Commands allow you to control things directly from Omnyvore. More technically speaking, commands are bound to topics and represent outgoing flows of information directed to things over predefined topics. For example, you may want to remotely turn off a stove with just a click or a tap.

In the following subsections, we will illustrate you how Omnyvore makes this possible for you.

Create a new command

Select the Add button in the top right corner of the tab: Add button in Command list view

Then, you can configure the new command by filling out a dedicated window:

  • Name: mnemonic name for the command;
  • Description: textual explanation which you can (optionally) provide for the command;
  • Topic: suffix (ending part) of the topic over which data will be sent;
  • Message: payload of the message, in which you can define custom parameters by enclosing them in square brackets (e.g., [temperature]). For each of these parameters, you can put a textual description, specify its type and constrain the parameter to a set of values;
  • Retained: specify if the command is retained;
  • Message processing: either an expression written with Omnyvore's DSL or a script used to process the incoming payload. You can refer to the guidance provided for Channels, since processing works in the same way for Commands;
  • Request-reply settings: set if Omnyvore has to expect an asynchronous reply for the command and, optionally, if it has to process the reply message with custom behaviour. Creation window for command

Edit an existing command

To modify an existing command, click on it from the command list and then an editing window similar to the one used at creation time will appear. Nevertheless, this window includes also the test feature, which allows you to test commands before sending actual data to the device: this utility might be useful if you want to perform some dry runs before committing some modifications to an already existing script. Message processing tests are described more in detail in the Script section.

Delete an existing command

To delete an existing command, click on it from the command list and then an editing window similar to the one used at creation time will appear. At this point, you just have to click on the Delete link in the bottom left corner of the window.


Sometimes you might desire to launch a command and see a reply come back. This is the rational behind Omnyvore's request-reply feature, which helps correlating inputs received by a thing to the subsequent change of state. Omnyvore implements request-reply on top of a lightweight protocol: commands which support this feature contain two parameters automatically set by the platform, that is correlationid and replyto. These two parameters can be used to:

  • correlationid: identifier which has to be present also in the reply in order to correlate the reply to the starting request
  • replyto: topic to which the thing has to reply

Replies can be processed in two ways, i.e., by means of expression or with Omnyvore scripts (similarly to channels' and commands' data).

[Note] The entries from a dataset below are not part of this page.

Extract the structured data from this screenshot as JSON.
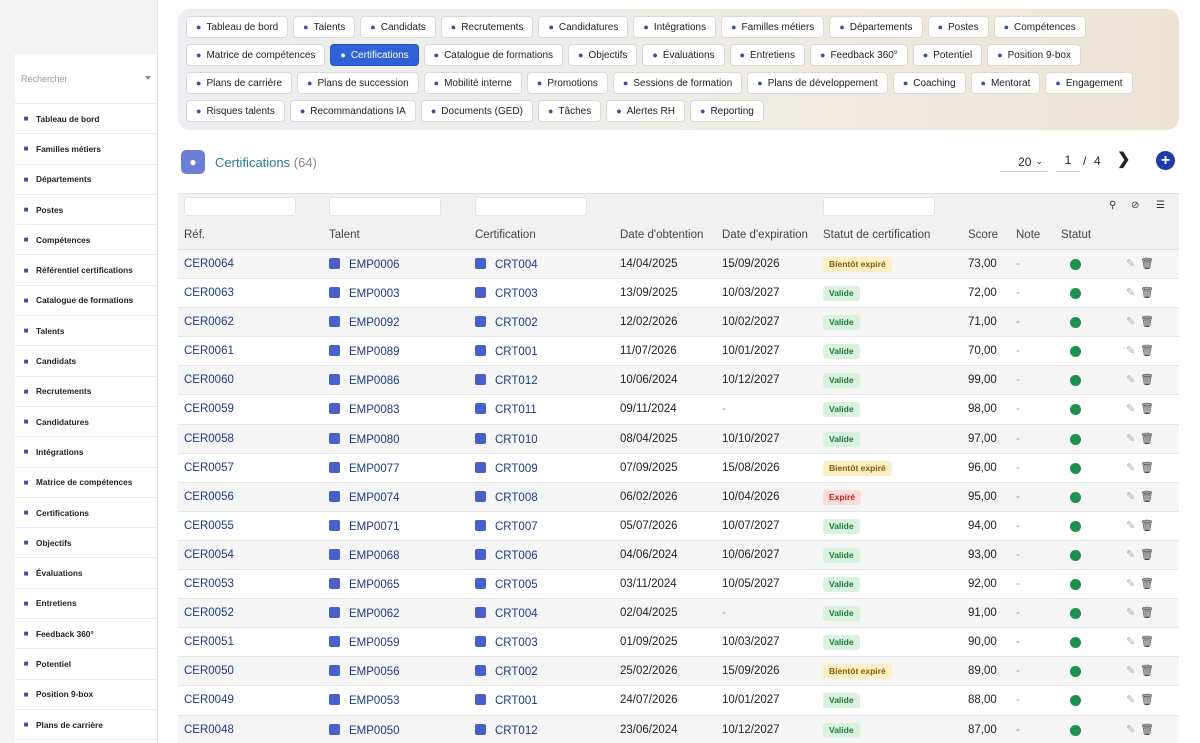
{
  "sidebar": {
    "search_placeholder": "Rechercher",
    "items": [
      {
        "label": "Tableau de bord",
        "icon": "dashboard-icon"
      },
      {
        "label": "Familles métiers",
        "icon": "sitemap-icon"
      },
      {
        "label": "Départements",
        "icon": "building-icon"
      },
      {
        "label": "Postes",
        "icon": "id-card-icon"
      },
      {
        "label": "Compétences",
        "icon": "brain-icon"
      },
      {
        "label": "Référentiel certifications",
        "icon": "certificate-icon"
      },
      {
        "label": "Catalogue de formations",
        "icon": "graduation-cap-icon"
      },
      {
        "label": "Talents",
        "icon": "user-icon"
      },
      {
        "label": "Candidats",
        "icon": "user-plus-icon"
      },
      {
        "label": "Recrutements",
        "icon": "megaphone-icon"
      },
      {
        "label": "Candidatures",
        "icon": "file-signature-icon"
      },
      {
        "label": "Intégrations",
        "icon": "building-user-icon"
      },
      {
        "label": "Matrice de compétences",
        "icon": "network-icon"
      },
      {
        "label": "Certifications",
        "icon": "award-icon"
      },
      {
        "label": "Objectifs",
        "icon": "target-icon"
      },
      {
        "label": "Évaluations",
        "icon": "star-icon"
      },
      {
        "label": "Entretiens",
        "icon": "comments-icon"
      },
      {
        "label": "Feedback 360°",
        "icon": "comment-dots-icon"
      },
      {
        "label": "Potentiel",
        "icon": "chart-line-icon"
      },
      {
        "label": "Position 9-box",
        "icon": "grid-icon"
      },
      {
        "label": "Plans de carrière",
        "icon": "signs-post-icon"
      }
    ]
  },
  "topnav": {
    "rows": [
      [
        {
          "label": "Tableau de bord",
          "icon": "dashboard-icon"
        },
        {
          "label": "Talents",
          "icon": "user-icon"
        },
        {
          "label": "Candidats",
          "icon": "user-plus-icon"
        },
        {
          "label": "Recrutements",
          "icon": "megaphone-icon"
        },
        {
          "label": "Candidatures",
          "icon": "file-signature-icon"
        },
        {
          "label": "Intégrations",
          "icon": "building-user-icon"
        },
        {
          "label": "Familles métiers",
          "icon": "sitemap-icon"
        },
        {
          "label": "Départements",
          "icon": "building-icon"
        },
        {
          "label": "Postes",
          "icon": "id-card-icon"
        },
        {
          "label": "Compétences",
          "icon": "brain-icon"
        }
      ],
      [
        {
          "label": "Matrice de compétences",
          "icon": "network-icon"
        },
        {
          "label": "Certifications",
          "icon": "award-icon",
          "active": true
        },
        {
          "label": "Catalogue de formations",
          "icon": "graduation-cap-icon"
        },
        {
          "label": "Objectifs",
          "icon": "target-icon"
        },
        {
          "label": "Évaluations",
          "icon": "star-icon"
        },
        {
          "label": "Entretiens",
          "icon": "comments-icon"
        },
        {
          "label": "Feedback 360°",
          "icon": "comment-dots-icon"
        },
        {
          "label": "Potentiel",
          "icon": "chart-line-icon"
        },
        {
          "label": "Position 9-box",
          "icon": "grid-icon"
        }
      ],
      [
        {
          "label": "Plans de carrière",
          "icon": "signs-post-icon"
        },
        {
          "label": "Plans de succession",
          "icon": "sitemap-icon"
        },
        {
          "label": "Mobilité interne",
          "icon": "arrows-icon"
        },
        {
          "label": "Promotions",
          "icon": "arrow-up-icon"
        },
        {
          "label": "Sessions de formation",
          "icon": "chalkboard-icon"
        },
        {
          "label": "Plans de développement",
          "icon": "clipboard-icon"
        },
        {
          "label": "Coaching",
          "icon": "handshake-icon"
        },
        {
          "label": "Mentorat",
          "icon": "teacher-icon"
        },
        {
          "label": "Engagement",
          "icon": "heart-icon"
        }
      ],
      [
        {
          "label": "Risques talents",
          "icon": "warning-icon"
        },
        {
          "label": "Recommandations IA",
          "icon": "robot-icon"
        },
        {
          "label": "Documents (GED)",
          "icon": "folder-icon"
        },
        {
          "label": "Tâches",
          "icon": "list-check-icon"
        },
        {
          "label": "Alertes RH",
          "icon": "bell-icon"
        },
        {
          "label": "Reporting",
          "icon": "pie-chart-icon"
        }
      ]
    ]
  },
  "header": {
    "title": "Certifications",
    "count": "(64)",
    "per_page": "20",
    "page_current": "1",
    "page_sep": "/",
    "page_total": "4"
  },
  "table": {
    "columns": [
      "Réf.",
      "Talent",
      "Certification",
      "Date d'obtention",
      "Date d'expiration",
      "Statut de certification",
      "Score",
      "Note",
      "Statut"
    ],
    "rows": [
      {
        "ref": "CER0064",
        "talent": "EMP0006",
        "cert": "CRT004",
        "obtained": "14/04/2025",
        "expires": "15/09/2026",
        "status": "Bientôt expiré",
        "kind": "bientot",
        "score": "73,00",
        "note": "-"
      },
      {
        "ref": "CER0063",
        "talent": "EMP0003",
        "cert": "CRT003",
        "obtained": "13/09/2025",
        "expires": "10/03/2027",
        "status": "Valide",
        "kind": "valide",
        "score": "72,00",
        "note": "-"
      },
      {
        "ref": "CER0062",
        "talent": "EMP0092",
        "cert": "CRT002",
        "obtained": "12/02/2026",
        "expires": "10/02/2027",
        "status": "Valide",
        "kind": "valide",
        "score": "71,00",
        "note": "-"
      },
      {
        "ref": "CER0061",
        "talent": "EMP0089",
        "cert": "CRT001",
        "obtained": "11/07/2026",
        "expires": "10/01/2027",
        "status": "Valide",
        "kind": "valide",
        "score": "70,00",
        "note": "-"
      },
      {
        "ref": "CER0060",
        "talent": "EMP0086",
        "cert": "CRT012",
        "obtained": "10/06/2024",
        "expires": "10/12/2027",
        "status": "Valide",
        "kind": "valide",
        "score": "99,00",
        "note": "-"
      },
      {
        "ref": "CER0059",
        "talent": "EMP0083",
        "cert": "CRT011",
        "obtained": "09/11/2024",
        "expires": "-",
        "status": "Valide",
        "kind": "valide",
        "score": "98,00",
        "note": "-"
      },
      {
        "ref": "CER0058",
        "talent": "EMP0080",
        "cert": "CRT010",
        "obtained": "08/04/2025",
        "expires": "10/10/2027",
        "status": "Valide",
        "kind": "valide",
        "score": "97,00",
        "note": "-"
      },
      {
        "ref": "CER0057",
        "talent": "EMP0077",
        "cert": "CRT009",
        "obtained": "07/09/2025",
        "expires": "15/08/2026",
        "status": "Bientôt expiré",
        "kind": "bientot",
        "score": "96,00",
        "note": "-"
      },
      {
        "ref": "CER0056",
        "talent": "EMP0074",
        "cert": "CRT008",
        "obtained": "06/02/2026",
        "expires": "10/04/2026",
        "status": "Expiré",
        "kind": "expire",
        "score": "95,00",
        "note": "-"
      },
      {
        "ref": "CER0055",
        "talent": "EMP0071",
        "cert": "CRT007",
        "obtained": "05/07/2026",
        "expires": "10/07/2027",
        "status": "Valide",
        "kind": "valide",
        "score": "94,00",
        "note": "-"
      },
      {
        "ref": "CER0054",
        "talent": "EMP0068",
        "cert": "CRT006",
        "obtained": "04/06/2024",
        "expires": "10/06/2027",
        "status": "Valide",
        "kind": "valide",
        "score": "93,00",
        "note": "-"
      },
      {
        "ref": "CER0053",
        "talent": "EMP0065",
        "cert": "CRT005",
        "obtained": "03/11/2024",
        "expires": "10/05/2027",
        "status": "Valide",
        "kind": "valide",
        "score": "92,00",
        "note": "-"
      },
      {
        "ref": "CER0052",
        "talent": "EMP0062",
        "cert": "CRT004",
        "obtained": "02/04/2025",
        "expires": "-",
        "status": "Valide",
        "kind": "valide",
        "score": "91,00",
        "note": "-"
      },
      {
        "ref": "CER0051",
        "talent": "EMP0059",
        "cert": "CRT003",
        "obtained": "01/09/2025",
        "expires": "10/03/2027",
        "status": "Valide",
        "kind": "valide",
        "score": "90,00",
        "note": "-"
      },
      {
        "ref": "CER0050",
        "talent": "EMP0056",
        "cert": "CRT002",
        "obtained": "25/02/2026",
        "expires": "15/09/2026",
        "status": "Bientôt expiré",
        "kind": "bientot",
        "score": "89,00",
        "note": "-"
      },
      {
        "ref": "CER0049",
        "talent": "EMP0053",
        "cert": "CRT001",
        "obtained": "24/07/2026",
        "expires": "10/01/2027",
        "status": "Valide",
        "kind": "valide",
        "score": "88,00",
        "note": "-"
      },
      {
        "ref": "CER0048",
        "talent": "EMP0050",
        "cert": "CRT012",
        "obtained": "23/06/2024",
        "expires": "10/12/2027",
        "status": "Valide",
        "kind": "valide",
        "score": "87,00",
        "note": "-"
      }
    ]
  },
  "colors": {
    "accent": "#2f62d6",
    "title": "#2a7c96",
    "link": "#1d3a8a",
    "status_active": "#1e8f50"
  }
}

Processing replies with Omnyvore DSL

Omnyvore's DSL (Domain Specific Language) provides a handy way to process replies sent in response to commands. When using this option (which is called Editor in the Edit channel window), you can write an expression which will be used to parse incoming data. Writing these expressions is quite simple: you just have to compose a template which will be used to parse the payload.

Hereafter there are some examples, in which:

  • # Expression is the expression written in the editor
  • # Payload is the textual payload sent by the thing
  • # Outcome is what happens when Omnyvore applies the expression to the reply payload
Simple payload
# Expression
# Payload
# Outcome
Omnyvore checks that correlation id is defined and indeed it finds 24. If a command was sent with 24 as its correlation id, than no error occurs
Wrong payload
# Expression
# Payload
# Outcome
Omnyvore doesn't find correlation id defined

Processing replies with Omnyvore scripts

Sometimes devices send data alongside replies. For instance, a device may ask for the speed value with a command and have it returned in a subsequent reply. If you want to store measurements alongside replies, then you'll probably have to use Javascript snippets. When processing replies, your scripts have to return Reply objects.

Example of reply processing by means of scripts can be found in the following lines:

Simple payload
var payloadStr = OMV.toString(payload); // let's assume that the payload was the string '24'
var reply = new Reply();
reply.correlationId = payloadStr;
reply.payload = payloadStr;
reply.when = (new Date()).getTime();
reply.measurements = new java.util.ArrayList();
return reply;
Payload with measurements
var payloadStr = OMV.toString(payload); // let's assume that the payload was the string '{ "correlationId": 24, "speed": 56 }'
var payloadObj = JSON.parse(payloadStr);
var reply = new Reply();
var now = (new Date()).getTime();
reply.correlationId = payloadObj.correlationId;
reply.payload = JSON.stringify(payloadObj);
reply.when = now;
reply.measurements = new java.util.ArrayList();
reply.measurements.add(new Measurement('speed', payloadObj.speed, now));
return reply;